Element data from apps and pages

---------------

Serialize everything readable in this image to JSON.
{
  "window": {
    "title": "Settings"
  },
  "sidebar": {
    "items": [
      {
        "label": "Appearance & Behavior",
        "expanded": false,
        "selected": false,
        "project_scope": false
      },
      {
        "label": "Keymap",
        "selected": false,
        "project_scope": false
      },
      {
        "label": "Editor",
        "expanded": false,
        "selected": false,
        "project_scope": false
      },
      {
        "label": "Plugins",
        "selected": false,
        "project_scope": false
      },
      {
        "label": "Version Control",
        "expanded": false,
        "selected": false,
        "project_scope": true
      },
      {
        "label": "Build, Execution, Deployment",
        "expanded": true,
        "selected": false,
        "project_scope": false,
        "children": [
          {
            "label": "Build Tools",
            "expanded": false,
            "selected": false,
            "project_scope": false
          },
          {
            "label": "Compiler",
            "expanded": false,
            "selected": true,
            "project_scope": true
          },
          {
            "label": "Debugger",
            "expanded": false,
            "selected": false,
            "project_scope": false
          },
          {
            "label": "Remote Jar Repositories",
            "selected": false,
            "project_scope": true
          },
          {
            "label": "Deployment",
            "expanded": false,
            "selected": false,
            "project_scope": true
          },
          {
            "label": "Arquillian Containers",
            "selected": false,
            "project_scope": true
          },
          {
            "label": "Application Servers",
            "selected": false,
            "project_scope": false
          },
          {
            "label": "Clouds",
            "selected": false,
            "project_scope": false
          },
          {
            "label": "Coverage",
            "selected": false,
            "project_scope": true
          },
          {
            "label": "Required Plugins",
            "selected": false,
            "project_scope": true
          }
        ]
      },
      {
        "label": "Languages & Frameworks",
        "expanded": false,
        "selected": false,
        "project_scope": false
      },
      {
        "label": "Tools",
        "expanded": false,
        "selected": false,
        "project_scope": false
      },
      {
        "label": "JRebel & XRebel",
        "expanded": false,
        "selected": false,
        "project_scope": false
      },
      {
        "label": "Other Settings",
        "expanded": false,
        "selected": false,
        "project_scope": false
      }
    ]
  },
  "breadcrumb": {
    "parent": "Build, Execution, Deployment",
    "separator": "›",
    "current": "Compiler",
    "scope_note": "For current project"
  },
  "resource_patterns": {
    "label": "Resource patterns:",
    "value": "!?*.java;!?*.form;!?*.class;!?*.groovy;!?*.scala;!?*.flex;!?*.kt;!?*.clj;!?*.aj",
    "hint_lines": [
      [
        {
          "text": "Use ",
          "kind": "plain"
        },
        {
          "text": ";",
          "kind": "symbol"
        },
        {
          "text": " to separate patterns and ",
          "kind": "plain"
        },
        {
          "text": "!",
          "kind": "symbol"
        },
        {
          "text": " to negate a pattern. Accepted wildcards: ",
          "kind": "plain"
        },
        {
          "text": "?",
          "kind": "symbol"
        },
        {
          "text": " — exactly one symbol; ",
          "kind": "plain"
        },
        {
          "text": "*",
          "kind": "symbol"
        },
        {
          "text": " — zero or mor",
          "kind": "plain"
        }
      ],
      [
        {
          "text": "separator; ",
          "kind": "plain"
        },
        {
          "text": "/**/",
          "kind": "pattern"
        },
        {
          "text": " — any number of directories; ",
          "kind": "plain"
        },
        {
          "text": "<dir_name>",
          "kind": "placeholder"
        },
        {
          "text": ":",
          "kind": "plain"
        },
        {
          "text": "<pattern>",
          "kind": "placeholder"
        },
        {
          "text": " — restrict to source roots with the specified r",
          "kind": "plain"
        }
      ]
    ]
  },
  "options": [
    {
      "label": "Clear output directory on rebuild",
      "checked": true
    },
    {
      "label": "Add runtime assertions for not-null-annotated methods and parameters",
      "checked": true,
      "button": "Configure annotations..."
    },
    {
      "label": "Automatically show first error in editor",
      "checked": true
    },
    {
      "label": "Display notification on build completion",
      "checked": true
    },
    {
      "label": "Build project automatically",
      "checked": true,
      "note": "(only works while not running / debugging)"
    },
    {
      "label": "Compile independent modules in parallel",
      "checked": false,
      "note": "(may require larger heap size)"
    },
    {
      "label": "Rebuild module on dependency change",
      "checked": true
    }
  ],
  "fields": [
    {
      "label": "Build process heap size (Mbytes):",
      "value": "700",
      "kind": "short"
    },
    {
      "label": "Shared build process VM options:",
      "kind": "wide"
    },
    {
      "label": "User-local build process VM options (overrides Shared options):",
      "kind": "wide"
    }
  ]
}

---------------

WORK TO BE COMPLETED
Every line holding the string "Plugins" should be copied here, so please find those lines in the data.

RESULT FOR THIS TASK
        "label": "Plugins",
            "label": "Required Plugins",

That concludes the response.